Steve: One was the book Watership Down by Richard Adams, and the other was the poem Ulysses by Tennyson. I was drawn to stories of taking a stand against darker forces and both of those stories are about that. When Adams wrote, “He fought because he felt safer fighting than running,” it was as if he wrote it for me. I had the same reaction to Tennyson: “It’s not too late to seek a newer world. Push off, and sitting well in order smite the sounding furrows; for my purpose holds.”
What’s something people would be surprised to know about you?
Lawrence: I’m a doting granddad to the max!
From my daughter: (too cute)
• you have a brother named Steve
• your wife forces you to do yoga
• you LOVE dogs
• you’ve read a gazillion books
• you love shellfish
• you always get the same drink as your daughter.
Best advice to aspiring actors?
Lawrence: Be honest in and out of yourself. Only you know your true limitations or when you’re full of B.S.
Best advice you would give to a child currently going through the foster system?
Steve: You have a purpose in the world and are meant to be here, in this time and place. If your time in foster care has been kind, treasure it with all that you are. If it is not, fight on, for out of adversity you can build an entirely new beginning and create a new legacy.
Favorite quote or affirmation?
Lawrence: “Plant your feet, look the other guy straight in the eye and tell him the truth.” – James Cagney
Steve: “He was, first and last, the born fighter, to whom the consciousness of being matched against a great adversary suffices, and who can dispense with success. Life for him was an adventure, perilous indeed, but men are not made for safe havens. The fullness of life is in the hazards of life. And, at the worst, there is that in us which can turn defeat into victory.’
What’s next for Lawrence Hilton-Jacobs?
I have a few things up my sleeve, including writing and illustrating a graphic novel, directing an upcoming feature film that I’ve written, and starring in a new TV series in London. Also, I’m taking my granddaughter to the park to fly her new kite!
What’s next for Steve Pemberton?
Certainly I have designs on writing another book and that has me really excited. Beyond that, bringing healing and understanding to the world.

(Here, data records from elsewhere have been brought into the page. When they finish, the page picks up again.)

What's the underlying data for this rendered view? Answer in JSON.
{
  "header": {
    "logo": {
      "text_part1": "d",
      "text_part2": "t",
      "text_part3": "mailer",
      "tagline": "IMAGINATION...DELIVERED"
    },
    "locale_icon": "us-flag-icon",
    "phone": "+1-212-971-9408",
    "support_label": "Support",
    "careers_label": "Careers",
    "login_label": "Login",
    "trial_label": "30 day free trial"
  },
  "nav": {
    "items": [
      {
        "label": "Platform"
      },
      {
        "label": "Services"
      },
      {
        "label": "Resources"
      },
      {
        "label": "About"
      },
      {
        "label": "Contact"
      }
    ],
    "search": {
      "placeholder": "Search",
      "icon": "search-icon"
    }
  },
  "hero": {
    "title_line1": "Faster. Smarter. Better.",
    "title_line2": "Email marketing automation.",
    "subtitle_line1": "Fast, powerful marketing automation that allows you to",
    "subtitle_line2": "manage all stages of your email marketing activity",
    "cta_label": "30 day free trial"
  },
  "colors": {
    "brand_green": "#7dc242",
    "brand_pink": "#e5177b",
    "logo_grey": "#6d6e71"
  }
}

I’m not yet sure what form that will take, but I’ve learned that those paths reveal themselves in ways we cannot imagine.
A Chance In The World opens nationwide in select theaters on Wednesday May 30th. For more information and listings, visit www.achanceintheworldmovie.com.